Why in the world would a newly renovated school have malfunctioning plumbing? If you suspect corruption, I’m with you. According to the City Paper, between 2000 and 2013, the District spent more than $1.2 billion on school modernization. Yet auditors could not find evidence that $168,997,484 worth of expenses had been approved. City Paper quotes the audit as surmising that “the District may have paid fraudulent or inaccurate invoices.”
Anacostia High School’s enrollment is 100 percent minority and 100 percent poor. If these students are to have any shot at a decent life, they need to earn at least a high school diploma. Yet only 19 percent of seniors are on track to graduate this year. Is it all the responsibility of the public school system? Clearly not. These kids come overwhelmingly from disadvantaged neighborhoods and single-parent families. Their environments are characterized by disorder, crime and drug abuse.
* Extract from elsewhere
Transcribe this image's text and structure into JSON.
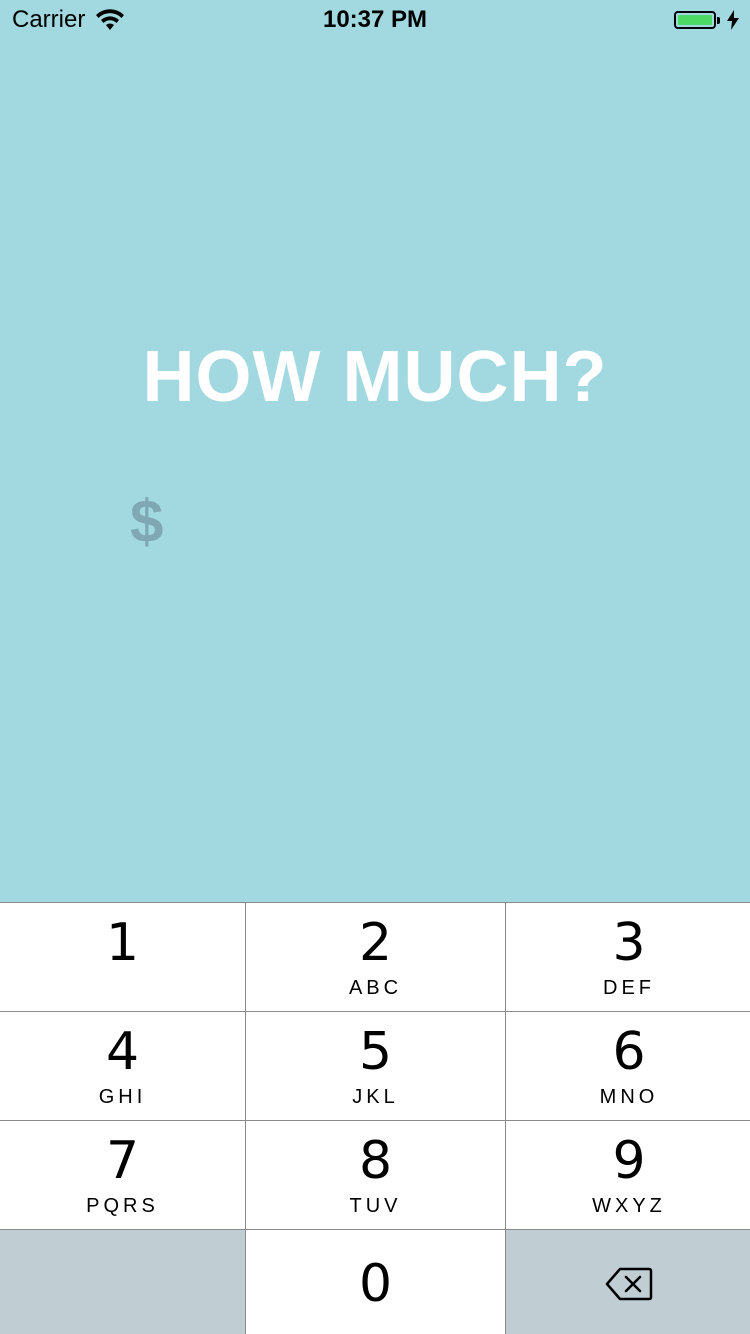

But if parents, religious leaders and, yes, community activists were serious about confronting this decades-long disaster, they would look to what works. There are schools in D.C. with healthy graduation rates, followed by college attendance. Some are regular public schools, but more are charters.
It’s appalling that the plumbing failed at Anacostia High, but the far greater travesty is the non-education it is providing to the neediest kids. Schools should be launching pads, not sinkholes.
Writes for Creators Syndicate.